Many dental product companies offer free online courses. Sales representatives are always willing to offer ideas on how their products will help boost your office production. Dental publications also offer online courses and have information on dental meetings and conferences. These publications also offer online forums for networking with colleagues. Your local dental hygiene components often hold continuing education courses on a monthly basis. There are so many opportunities to learn, and knowledge is the key to renewing interest in your profession.
National meetings like RDH Under One Roof are some of the best places to find up-to-date education and information, as well as to meet with like-minded colleagues.
This year at UOR, there is a special opportunity during a course called “Rio Review: New and Innovative Products 2009” presented by Patti DiGangi, RDH. This Las Vegas-style “revue” presents the latest and greatest products and devices promoted to the dental hygienist.
New dental products come to market with so many claims that clinicians can get confused and stick with what they always used. Providing optimal dental hygiene care means keeping up with the changes and evidence-based decision making. What makes this a special opportunity is that selected course participants will become focus group product testers (see sidebar).
Other opportunities at RDH Under One Roof include:
- Become a member of the Sunstar Hygienist Advisory Panel
- Receive a Florida Probe Go Probe System to use
- GC America is offering self-directed CE opportunity
- Be part of an elite first-to-know group learning about upcoming preventive product introductions from 3M ESPE
- Join a Philips Sonicare practice-based study
- Become part of a market research group on a Colgate fluoride product
- Evaluate American Eagle XP Instruments and XP Piezo tips and report on it
- Be a member of NovaMin's new products clinical evaluator team
To be selected for these focus groups, attendance at this general session course (included in cost of admission to UOR) is required.

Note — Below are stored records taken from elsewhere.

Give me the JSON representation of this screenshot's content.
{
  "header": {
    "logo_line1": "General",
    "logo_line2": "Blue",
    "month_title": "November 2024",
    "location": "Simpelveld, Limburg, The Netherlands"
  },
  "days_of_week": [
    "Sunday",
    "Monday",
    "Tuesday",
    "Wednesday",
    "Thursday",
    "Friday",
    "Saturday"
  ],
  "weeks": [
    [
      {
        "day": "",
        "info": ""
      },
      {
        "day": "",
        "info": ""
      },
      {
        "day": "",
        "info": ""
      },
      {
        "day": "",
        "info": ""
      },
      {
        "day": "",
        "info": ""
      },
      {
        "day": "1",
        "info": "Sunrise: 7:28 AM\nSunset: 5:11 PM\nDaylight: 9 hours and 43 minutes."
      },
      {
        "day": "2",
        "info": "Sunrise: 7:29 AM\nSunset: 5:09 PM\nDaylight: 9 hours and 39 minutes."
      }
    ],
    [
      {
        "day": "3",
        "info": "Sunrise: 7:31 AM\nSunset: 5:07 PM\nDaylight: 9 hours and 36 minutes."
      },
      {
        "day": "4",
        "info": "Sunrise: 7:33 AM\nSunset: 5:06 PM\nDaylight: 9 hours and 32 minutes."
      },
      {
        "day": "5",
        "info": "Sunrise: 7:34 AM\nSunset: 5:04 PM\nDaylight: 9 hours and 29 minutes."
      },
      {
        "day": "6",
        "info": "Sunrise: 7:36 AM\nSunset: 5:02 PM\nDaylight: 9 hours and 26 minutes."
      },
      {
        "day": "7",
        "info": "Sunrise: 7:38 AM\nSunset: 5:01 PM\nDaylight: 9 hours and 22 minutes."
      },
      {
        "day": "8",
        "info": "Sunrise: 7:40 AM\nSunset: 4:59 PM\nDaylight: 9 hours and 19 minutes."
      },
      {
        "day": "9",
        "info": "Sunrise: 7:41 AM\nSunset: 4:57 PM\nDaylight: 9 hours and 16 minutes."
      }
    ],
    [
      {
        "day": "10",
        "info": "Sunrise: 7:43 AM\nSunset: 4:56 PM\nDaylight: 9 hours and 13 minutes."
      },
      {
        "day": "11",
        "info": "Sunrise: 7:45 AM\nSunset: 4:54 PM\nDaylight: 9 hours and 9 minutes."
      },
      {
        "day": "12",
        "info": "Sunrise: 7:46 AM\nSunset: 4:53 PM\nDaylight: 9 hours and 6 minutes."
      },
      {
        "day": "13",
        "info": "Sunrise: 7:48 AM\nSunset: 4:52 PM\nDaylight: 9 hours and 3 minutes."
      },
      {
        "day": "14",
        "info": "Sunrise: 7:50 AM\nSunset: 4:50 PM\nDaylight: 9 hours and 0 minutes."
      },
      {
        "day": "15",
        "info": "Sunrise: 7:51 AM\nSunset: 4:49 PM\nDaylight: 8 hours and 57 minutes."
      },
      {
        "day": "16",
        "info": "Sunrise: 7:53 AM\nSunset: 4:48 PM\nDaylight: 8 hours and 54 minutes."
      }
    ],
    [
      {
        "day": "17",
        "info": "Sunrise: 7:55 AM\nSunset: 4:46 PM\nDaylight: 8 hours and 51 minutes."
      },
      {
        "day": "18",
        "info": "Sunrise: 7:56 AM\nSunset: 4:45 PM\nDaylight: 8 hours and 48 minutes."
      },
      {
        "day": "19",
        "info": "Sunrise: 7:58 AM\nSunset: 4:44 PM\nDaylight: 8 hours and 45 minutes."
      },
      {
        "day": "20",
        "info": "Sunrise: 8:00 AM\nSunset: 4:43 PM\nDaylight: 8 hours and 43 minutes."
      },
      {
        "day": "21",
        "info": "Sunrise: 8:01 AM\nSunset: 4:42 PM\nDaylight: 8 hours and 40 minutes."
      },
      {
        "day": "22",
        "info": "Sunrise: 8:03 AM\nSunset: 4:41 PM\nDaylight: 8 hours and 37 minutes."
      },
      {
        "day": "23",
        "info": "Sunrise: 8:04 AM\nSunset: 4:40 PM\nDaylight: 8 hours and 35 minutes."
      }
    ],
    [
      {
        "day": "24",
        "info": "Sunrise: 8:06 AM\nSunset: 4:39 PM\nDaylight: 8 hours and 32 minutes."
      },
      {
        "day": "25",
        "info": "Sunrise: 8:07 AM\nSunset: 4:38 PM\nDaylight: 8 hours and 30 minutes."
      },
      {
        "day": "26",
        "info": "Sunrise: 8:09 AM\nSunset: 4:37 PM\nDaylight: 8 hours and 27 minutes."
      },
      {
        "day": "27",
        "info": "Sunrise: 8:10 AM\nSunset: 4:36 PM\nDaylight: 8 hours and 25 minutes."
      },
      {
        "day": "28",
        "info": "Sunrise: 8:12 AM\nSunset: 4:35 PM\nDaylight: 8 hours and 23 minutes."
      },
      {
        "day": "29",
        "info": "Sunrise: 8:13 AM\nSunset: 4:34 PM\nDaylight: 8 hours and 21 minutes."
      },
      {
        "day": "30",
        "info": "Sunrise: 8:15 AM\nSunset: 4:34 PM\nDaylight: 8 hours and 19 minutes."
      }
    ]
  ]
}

Your best way to beat stress and stop worrying is to take action. A careful evaluation of your daily work routine can lead to effective action towards a more profitable and satisfying career in dental hygiene. Your new outlook will “wow” your employer and help secure your job.